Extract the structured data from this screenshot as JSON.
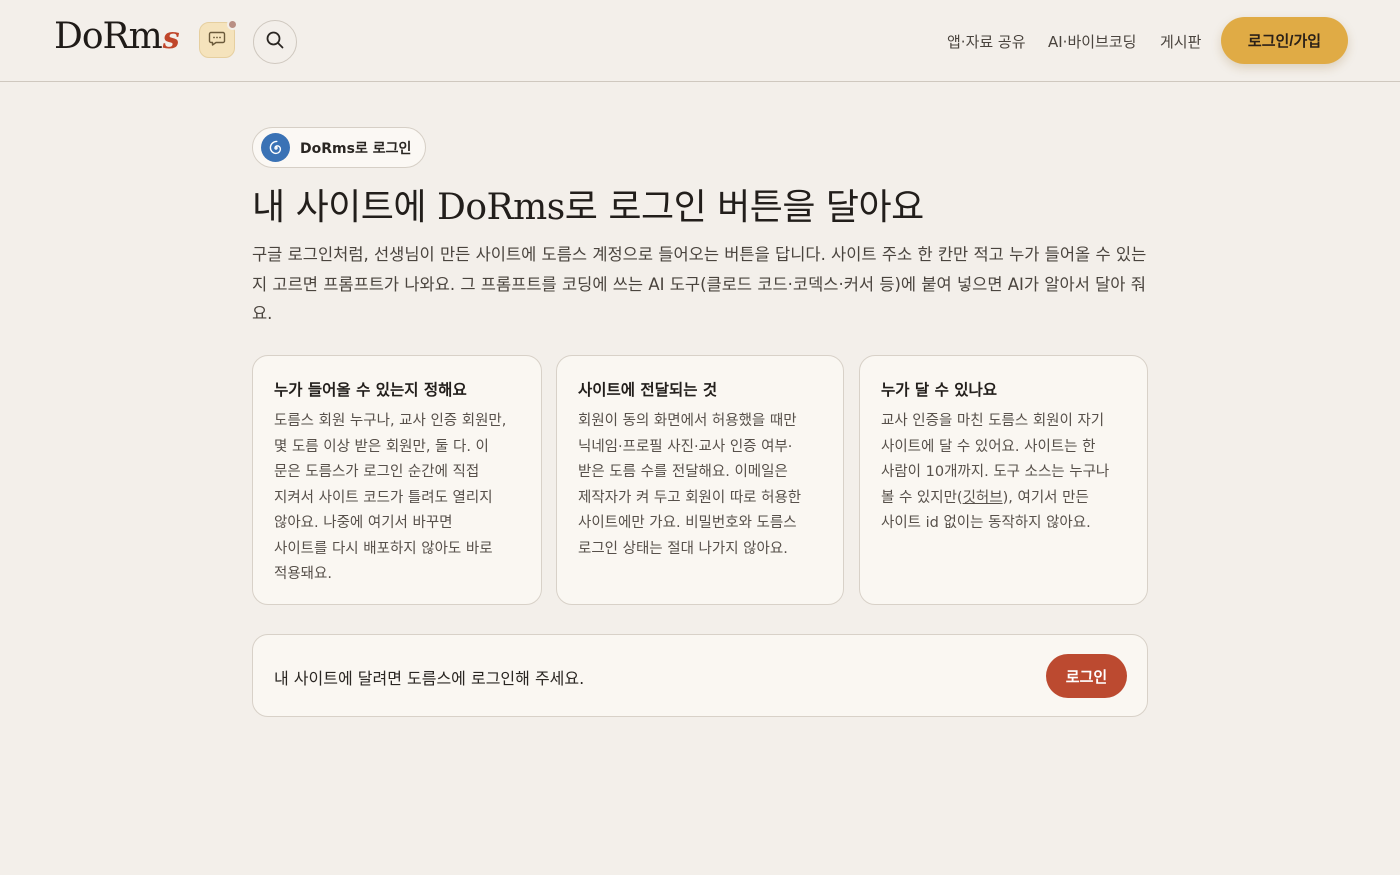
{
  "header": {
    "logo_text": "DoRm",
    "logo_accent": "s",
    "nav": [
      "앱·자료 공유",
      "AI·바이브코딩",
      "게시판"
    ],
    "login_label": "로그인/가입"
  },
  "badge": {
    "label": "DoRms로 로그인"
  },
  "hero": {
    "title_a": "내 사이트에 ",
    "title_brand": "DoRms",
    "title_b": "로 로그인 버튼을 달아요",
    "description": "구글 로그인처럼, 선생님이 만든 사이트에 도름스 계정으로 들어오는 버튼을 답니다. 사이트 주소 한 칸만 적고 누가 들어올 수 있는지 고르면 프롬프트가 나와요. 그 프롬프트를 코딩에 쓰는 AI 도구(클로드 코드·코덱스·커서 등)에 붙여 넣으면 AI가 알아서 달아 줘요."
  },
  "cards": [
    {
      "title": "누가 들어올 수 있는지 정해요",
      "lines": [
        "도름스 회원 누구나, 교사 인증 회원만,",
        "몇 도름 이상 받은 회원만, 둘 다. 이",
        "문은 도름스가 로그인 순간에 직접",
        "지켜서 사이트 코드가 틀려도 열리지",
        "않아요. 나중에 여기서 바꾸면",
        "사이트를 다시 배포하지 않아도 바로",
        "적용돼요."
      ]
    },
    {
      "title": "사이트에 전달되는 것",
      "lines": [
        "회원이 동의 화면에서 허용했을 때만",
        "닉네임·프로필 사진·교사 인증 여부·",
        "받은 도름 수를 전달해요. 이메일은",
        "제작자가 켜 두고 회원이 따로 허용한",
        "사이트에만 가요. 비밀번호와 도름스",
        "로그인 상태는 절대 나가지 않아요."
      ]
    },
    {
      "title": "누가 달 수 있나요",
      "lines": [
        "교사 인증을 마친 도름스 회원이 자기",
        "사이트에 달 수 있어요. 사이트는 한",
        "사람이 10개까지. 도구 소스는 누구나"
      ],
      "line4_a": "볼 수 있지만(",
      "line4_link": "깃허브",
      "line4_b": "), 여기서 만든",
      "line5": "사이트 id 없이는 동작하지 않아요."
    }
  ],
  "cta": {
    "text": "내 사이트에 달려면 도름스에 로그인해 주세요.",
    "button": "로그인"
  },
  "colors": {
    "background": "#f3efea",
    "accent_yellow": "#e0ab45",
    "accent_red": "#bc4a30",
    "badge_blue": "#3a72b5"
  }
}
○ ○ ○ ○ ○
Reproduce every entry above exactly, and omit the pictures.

→ Completed task:
Extract the structured data from this screenshot as JSON.
{
  "header": {
    "logo_text": "DoRm",
    "logo_accent": "s",
    "nav": [
      "앱·자료 공유",
      "AI·바이브코딩",
      "게시판"
    ],
    "login_label": "로그인/가입"
  },
  "badge": {
    "label": "DoRms로 로그인"
  },
  "hero": {
    "title_a": "내 사이트에 ",
    "title_brand": "DoRms",
    "title_b": "로 로그인 버튼을 달아요",
    "description": "구글 로그인처럼, 선생님이 만든 사이트에 도름스 계정으로 들어오는 버튼을 답니다. 사이트 주소 한 칸만 적고 누가 들어올 수 있는지 고르면 프롬프트가 나와요. 그 프롬프트를 코딩에 쓰는 AI 도구(클로드 코드·코덱스·커서 등)에 붙여 넣으면 AI가 알아서 달아 줘요."
  },
  "cards": [
    {
      "title": "누가 들어올 수 있는지 정해요",
      "lines": [
        "도름스 회원 누구나, 교사 인증 회원만,",
        "몇 도름 이상 받은 회원만, 둘 다. 이",
        "문은 도름스가 로그인 순간에 직접",
        "지켜서 사이트 코드가 틀려도 열리지",
        "않아요. 나중에 여기서 바꾸면",
        "사이트를 다시 배포하지 않아도 바로",
        "적용돼요."
      ]
    },
    {
      "title": "사이트에 전달되는 것",
      "lines": [
        "회원이 동의 화면에서 허용했을 때만",
        "닉네임·프로필 사진·교사 인증 여부·",
        "받은 도름 수를 전달해요. 이메일은",
        "제작자가 켜 두고 회원이 따로 허용한",
        "사이트에만 가요. 비밀번호와 도름스",
        "로그인 상태는 절대 나가지 않아요."
      ]
    },
    {
      "title": "누가 달 수 있나요",
      "lines": [
        "교사 인증을 마친 도름스 회원이 자기",
        "사이트에 달 수 있어요. 사이트는 한",
        "사람이 10개까지. 도구 소스는 누구나"
      ],
      "line4_a": "볼 수 있지만(",
      "line4_link": "깃허브",
      "line4_b": "), 여기서 만든",
      "line5": "사이트 id 없이는 동작하지 않아요."
    }
  ],
  "cta": {
    "text": "내 사이트에 달려면 도름스에 로그인해 주세요.",
    "button": "로그인"
  },
  "colors": {
    "background": "#f3efea",
    "accent_yellow": "#e0ab45",
    "accent_red": "#bc4a30",
    "badge_blue": "#3a72b5"
  }
}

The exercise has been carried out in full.